... has a great voice. Propulsive and poetic, full of quick-hitting monosyllables, it pounds out a drumbeat of pure sound, amid which, if you focus, you can find plentiful deadpan insights into the consummate strangeness of contemporary Middle America ... Kwak’s novel also has a great character, the titular Ricky ... So—compelling voice, compelling character. But the two, together, also compel a question: why the two, together? The voice is Ricky’s. He narrates the entirety of the novel in the first person. Never, however, does there come an explanation for the flair and rhythm of his unabashedly writerly sentences. He is a reader, we learn, but not a verbal virtuoso in daily life, not a diarist or a rapper or a slam poet. Wrestlers play to the crowd, and at Ricky’s level they write their own lines. But how many wrestlers have the prose stylings of a millennial Denis Johnson? ... Kwak is clearly a student of Johnson, and of Barry Hannah, who gets an epigraph. He lives happily in the very particular niche that combines masculine, vulgar, lyrical, and funny-ha-ha/funny-strange. Perhaps due to his history as a writer of intense, compressed works of flash fiction, he seems less interested in the advice of Elmore Leonard—another aficionado of the dirty and bizarre American middle, but one who’d rather axe the lyricism ... If this is purposeful defiance of expectation on Kwak’s part, it would be consistent with his approach to narrative. Nothing you could call a plot really emerges. If anything, Go Home, Ricky!, as stubborn as Ricky himself, actively resists easy summary ... Ultimately, what Go Home, Ricky! cares about is precisely the nothingness that greets you when you’ve lost all sense of identity and purpose. For the reader, this means some scenes of absolutely no narrative importance or momentum ... offers an endearing and distinctive portrait of the Midwest ... Just at the moment when Jonathan Franzen has returned to his Midwestern roots, Kwak’s equally Midwestern book has presented itself as something like the opposite of a Franzen novel: a quick, wild, first-person narrative careening off on its own, looking at whiteness, marriage, parenthood, and religion very much from the outside in, with no nuclear family in sight. In the bargain, Kwak adds a feel for unique experiences of racial difference, unmapped idiosyncrasies of identification. And he knows his way around pure American (male) garbage, the scuzzy stuff most novelists would leave out, from bathroom hand jobs to wholesale appropriation of indigenous lands and culture. If he can resolve that question of voice and character, deepen the connection between sound and meaning, he may soar. Go Home, Ricky! finds him still on the ground, but off to a very solid start.
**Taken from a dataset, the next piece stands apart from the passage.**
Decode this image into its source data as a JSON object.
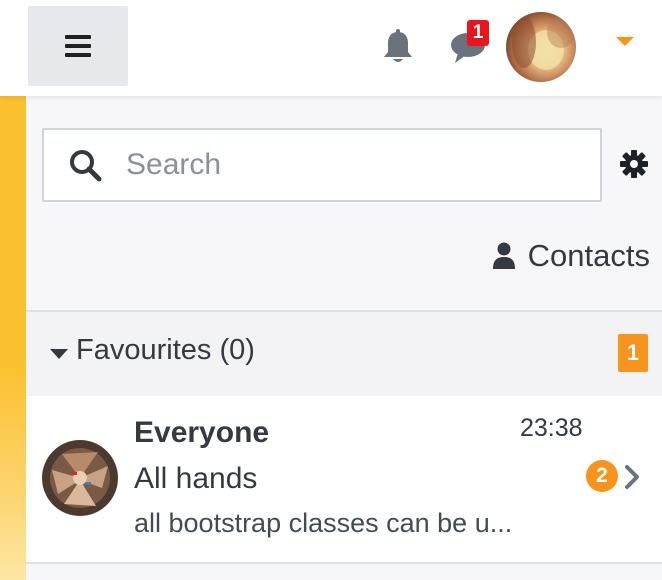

Ricky is a hothead and a self-saboteur supreme, yet his earnestness and humor make him endearing, and Kwak’s unconventional and sharp writing further draws readers in. Go Home, Ricky! explores race, class, and identity in subtle yet fascinating ways and is an extremely promising first novel from a distinct voice.
... acerbic and hilarious ... Kwak manages to enamor the reader with a protagonist whose Reagan-era machismo would likely turn off an audience of the social media age; so much of the hilarity ensues from his brusque skewering of modern millennial culture ... As a prose stylist, Kwak is impeccable. Every sentence is explosive, energetic, confident and hyper-polished, as if meant to be shouted proudly in a stadium of thousands. Readers might be surprised to find, in Ricky Twohatchet, an enduring voice.